**WHAT NEEDS TO BE DONE:** From the records that follow, copy every line in which "máxima" appears.

**AVAILABLE RECORDS:**

====

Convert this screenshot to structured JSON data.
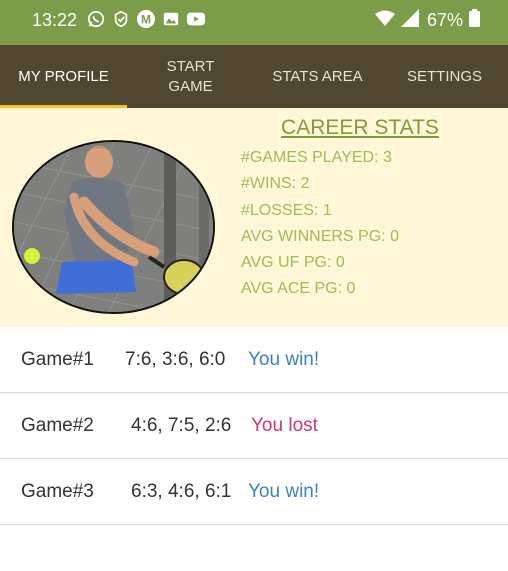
{
  "status_bar": {
    "time": "13:22",
    "battery": "67%",
    "notification_icons": [
      "whatsapp-icon",
      "check-badge-icon",
      "m-icon",
      "image-icon",
      "youtube-icon"
    ]
  },
  "tabs": [
    {
      "label": "MY PROFILE",
      "active": true
    },
    {
      "label": "START GAME",
      "active": false
    },
    {
      "label": "STATS AREA",
      "active": false
    },
    {
      "label": "SETTINGS",
      "active": false
    }
  ],
  "career_stats": {
    "title": "CAREER STATS",
    "lines": [
      {
        "label": "#GAMES PLAYED:",
        "value": "3"
      },
      {
        "label": "#WINS:",
        "value": "2"
      },
      {
        "label": "#LOSSES:",
        "value": "1"
      },
      {
        "label": "AVG WINNERS PG:",
        "value": "0"
      },
      {
        "label": "AVG UF PG:",
        "value": "0"
      },
      {
        "label": "AVG ACE PG:",
        "value": "0"
      }
    ]
  },
  "games": [
    {
      "name": "Game#1",
      "score": "7:6, 3:6, 6:0",
      "result": "You win!"
    },
    {
      "name": "Game#2",
      "score": "4:6, 7:5, 2:6",
      "result": "You lost"
    },
    {
      "name": "Game#3",
      "score": "6:3, 4:6, 6:1",
      "result": "You win!"
    }
  ],
  "colors": {
    "status_bar": "#7b9c48",
    "tab_bar": "#514630",
    "tab_indicator": "#f5c518",
    "profile_bg": "#fff7d8",
    "stats_title": "#7d9d3c",
    "stats_text": "#9dbd57",
    "win": "#3b82c4",
    "loss": "#d6336c"
  }
}
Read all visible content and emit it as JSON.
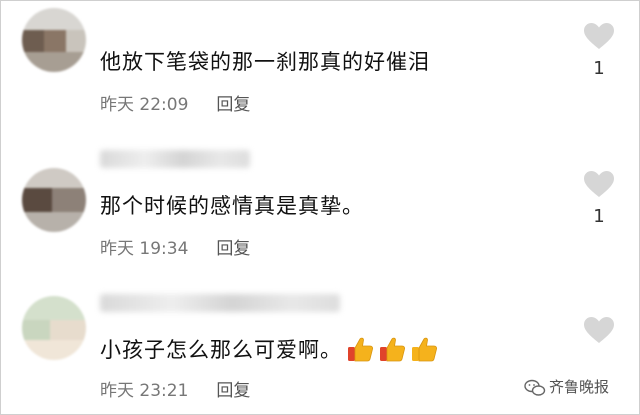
{
  "comments": [
    {
      "text": "他放下笔袋的那一刹那真的好催泪",
      "time": "昨天 22:09",
      "reply": "回复",
      "likes": "1",
      "emojis": []
    },
    {
      "text": "那个时候的感情真是真挚。",
      "time": "昨天 19:34",
      "reply": "回复",
      "likes": "1",
      "emojis": []
    },
    {
      "text": "小孩子怎么那么可爱啊。",
      "time": "昨天 23:21",
      "reply": "回复",
      "likes": "",
      "emojis": [
        "thumbs-up-icon",
        "thumbs-up-icon",
        "thumbs-up-icon"
      ]
    }
  ],
  "watermark": {
    "text": "齐鲁晚报",
    "icon": "wechat-icon"
  },
  "colors": {
    "heart": "#d6d6d6",
    "thumb": "#f5b21c",
    "cuff": "#e0432b"
  }
}
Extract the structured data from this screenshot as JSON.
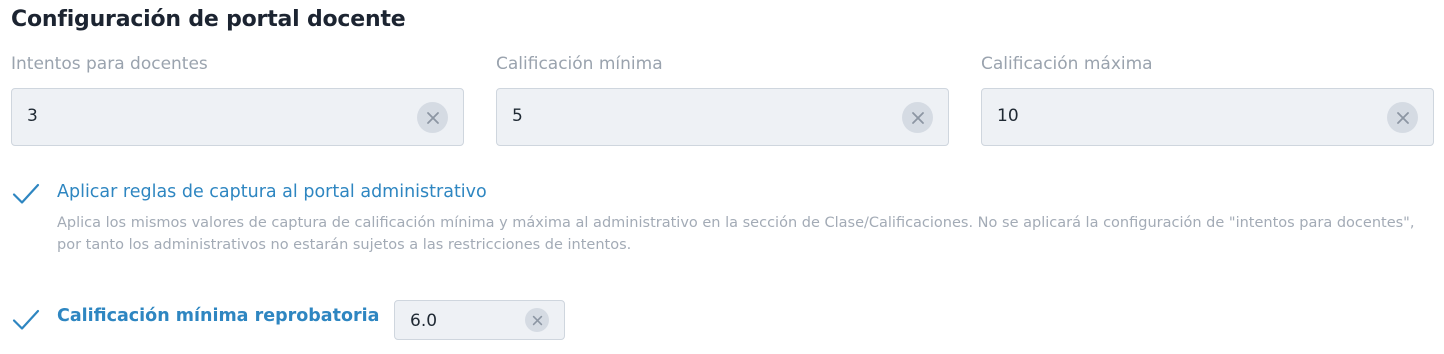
{
  "section": {
    "title": "Configuración de portal docente"
  },
  "fields": [
    {
      "label": "Intentos para docentes",
      "value": "3"
    },
    {
      "label": "Calificación mínima",
      "value": "5"
    },
    {
      "label": "Calificación máxima",
      "value": "10"
    }
  ],
  "capture_rules": {
    "checked": true,
    "title": "Aplicar reglas de captura al portal administrativo",
    "description": "Aplica los mismos valores de captura de calificación mínima y máxima al administrativo en la sección de Clase/Calificaciones. No se aplicará la configuración de \"intentos para docentes\", por tanto los administrativos no estarán sujetos a las restricciones de intentos."
  },
  "failing_grade": {
    "checked": true,
    "label": "Calificación mínima reprobatoria",
    "value": "6.0"
  },
  "icons": {
    "check": "check-icon",
    "clear": "close-icon"
  },
  "colors": {
    "accent": "#2e86c1",
    "label_gray": "#9aa3ae",
    "input_bg": "#eef1f5",
    "clear_bg": "#d5dbe3"
  }
}
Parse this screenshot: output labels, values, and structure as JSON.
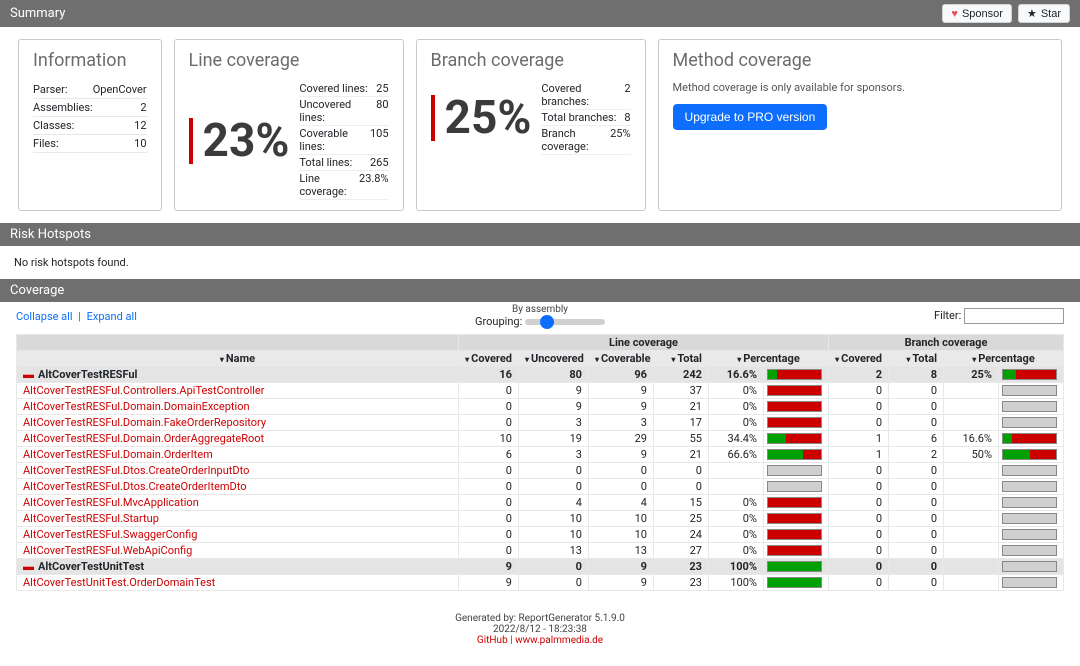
{
  "header": {
    "title": "Summary",
    "sponsor": "Sponsor",
    "star": "Star"
  },
  "info": {
    "title": "Information",
    "rows": [
      {
        "k": "Parser:",
        "v": "OpenCover"
      },
      {
        "k": "Assemblies:",
        "v": "2"
      },
      {
        "k": "Classes:",
        "v": "12"
      },
      {
        "k": "Files:",
        "v": "10"
      }
    ]
  },
  "line_cov": {
    "title": "Line coverage",
    "pct": "23%",
    "stats": [
      {
        "k": "Covered lines:",
        "v": "25"
      },
      {
        "k": "Uncovered lines:",
        "v": "80"
      },
      {
        "k": "Coverable lines:",
        "v": "105"
      },
      {
        "k": "Total lines:",
        "v": "265"
      },
      {
        "k": "Line coverage:",
        "v": "23.8%"
      }
    ]
  },
  "branch_cov": {
    "title": "Branch coverage",
    "pct": "25%",
    "stats": [
      {
        "k": "Covered branches:",
        "v": "2"
      },
      {
        "k": "Total branches:",
        "v": "8"
      },
      {
        "k": "Branch coverage:",
        "v": "25%"
      }
    ]
  },
  "method_cov": {
    "title": "Method coverage",
    "text": "Method coverage is only available for sponsors.",
    "btn": "Upgrade to PRO version"
  },
  "hotspots": {
    "title": "Risk Hotspots",
    "text": "No risk hotspots found."
  },
  "coverage_section": "Coverage",
  "controls": {
    "collapse": "Collapse all",
    "expand": "Expand all",
    "by_assembly": "By assembly",
    "grouping": "Grouping:",
    "filter": "Filter:"
  },
  "columns": {
    "name": "Name",
    "line_group": "Line coverage",
    "branch_group": "Branch coverage",
    "covered": "Covered",
    "uncovered": "Uncovered",
    "coverable": "Coverable",
    "total": "Total",
    "percentage": "Percentage"
  },
  "rows": [
    {
      "type": "asm",
      "name": "AltCoverTestRESFul",
      "covered": "16",
      "uncovered": "80",
      "coverable": "96",
      "total": "242",
      "lpct": "16.6%",
      "lbar": [
        16.6,
        83.4,
        0
      ],
      "bcov": "2",
      "btot": "8",
      "bpct": "25%",
      "bbar": [
        25,
        75,
        0
      ]
    },
    {
      "type": "cls",
      "name": "AltCoverTestRESFul.Controllers.ApiTestController",
      "covered": "0",
      "uncovered": "9",
      "coverable": "9",
      "total": "37",
      "lpct": "0%",
      "lbar": [
        0,
        100,
        0
      ],
      "bcov": "0",
      "btot": "0",
      "bpct": "",
      "bbar": null
    },
    {
      "type": "cls",
      "name": "AltCoverTestRESFul.Domain.DomainException",
      "covered": "0",
      "uncovered": "9",
      "coverable": "9",
      "total": "21",
      "lpct": "0%",
      "lbar": [
        0,
        100,
        0
      ],
      "bcov": "0",
      "btot": "0",
      "bpct": "",
      "bbar": null
    },
    {
      "type": "cls",
      "name": "AltCoverTestRESFul.Domain.FakeOrderRepository",
      "covered": "0",
      "uncovered": "3",
      "coverable": "3",
      "total": "17",
      "lpct": "0%",
      "lbar": [
        0,
        100,
        0
      ],
      "bcov": "0",
      "btot": "0",
      "bpct": "",
      "bbar": null
    },
    {
      "type": "cls",
      "name": "AltCoverTestRESFul.Domain.OrderAggregateRoot",
      "covered": "10",
      "uncovered": "19",
      "coverable": "29",
      "total": "55",
      "lpct": "34.4%",
      "lbar": [
        34.4,
        65.6,
        0
      ],
      "bcov": "1",
      "btot": "6",
      "bpct": "16.6%",
      "bbar": [
        16.6,
        83.4,
        0
      ]
    },
    {
      "type": "cls",
      "name": "AltCoverTestRESFul.Domain.OrderItem",
      "covered": "6",
      "uncovered": "3",
      "coverable": "9",
      "total": "21",
      "lpct": "66.6%",
      "lbar": [
        66.6,
        33.4,
        0
      ],
      "bcov": "1",
      "btot": "2",
      "bpct": "50%",
      "bbar": [
        50,
        50,
        0
      ]
    },
    {
      "type": "cls",
      "name": "AltCoverTestRESFul.Dtos.CreateOrderInputDto",
      "covered": "0",
      "uncovered": "0",
      "coverable": "0",
      "total": "0",
      "lpct": "",
      "lbar": null,
      "bcov": "0",
      "btot": "0",
      "bpct": "",
      "bbar": null
    },
    {
      "type": "cls",
      "name": "AltCoverTestRESFul.Dtos.CreateOrderItemDto",
      "covered": "0",
      "uncovered": "0",
      "coverable": "0",
      "total": "0",
      "lpct": "",
      "lbar": null,
      "bcov": "0",
      "btot": "0",
      "bpct": "",
      "bbar": null
    },
    {
      "type": "cls",
      "name": "AltCoverTestRESFul.MvcApplication",
      "covered": "0",
      "uncovered": "4",
      "coverable": "4",
      "total": "15",
      "lpct": "0%",
      "lbar": [
        0,
        100,
        0
      ],
      "bcov": "0",
      "btot": "0",
      "bpct": "",
      "bbar": null
    },
    {
      "type": "cls",
      "name": "AltCoverTestRESFul.Startup",
      "covered": "0",
      "uncovered": "10",
      "coverable": "10",
      "total": "25",
      "lpct": "0%",
      "lbar": [
        0,
        100,
        0
      ],
      "bcov": "0",
      "btot": "0",
      "bpct": "",
      "bbar": null
    },
    {
      "type": "cls",
      "name": "AltCoverTestRESFul.SwaggerConfig",
      "covered": "0",
      "uncovered": "10",
      "coverable": "10",
      "total": "24",
      "lpct": "0%",
      "lbar": [
        0,
        100,
        0
      ],
      "bcov": "0",
      "btot": "0",
      "bpct": "",
      "bbar": null
    },
    {
      "type": "cls",
      "name": "AltCoverTestRESFul.WebApiConfig",
      "covered": "0",
      "uncovered": "13",
      "coverable": "13",
      "total": "27",
      "lpct": "0%",
      "lbar": [
        0,
        100,
        0
      ],
      "bcov": "0",
      "btot": "0",
      "bpct": "",
      "bbar": null
    },
    {
      "type": "asm",
      "name": "AltCoverTestUnitTest",
      "covered": "9",
      "uncovered": "0",
      "coverable": "9",
      "total": "23",
      "lpct": "100%",
      "lbar": [
        100,
        0,
        0
      ],
      "bcov": "0",
      "btot": "0",
      "bpct": "",
      "bbar": null
    },
    {
      "type": "cls",
      "name": "AltCoverTestUnitTest.OrderDomainTest",
      "covered": "9",
      "uncovered": "0",
      "coverable": "9",
      "total": "23",
      "lpct": "100%",
      "lbar": [
        100,
        0,
        0
      ],
      "bcov": "0",
      "btot": "0",
      "bpct": "",
      "bbar": null
    }
  ],
  "footer": {
    "gen": "Generated by: ReportGenerator 5.1.9.0",
    "ts": "2022/8/12 - 18:23:38",
    "gh": "GitHub",
    "site": "www.palmmedia.de"
  }
}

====

**THE ANSWER:**
      "label": "Calificación máxima",
    "description": "Aplica los mismos valores de captura de calificación mínima y máxima al administrativo en la sección de Clase/Calificaciones. No se aplicará la configuración de \"intentos para docentes\", por tanto los administrativos no estarán sujetos a las restricciones de intentos."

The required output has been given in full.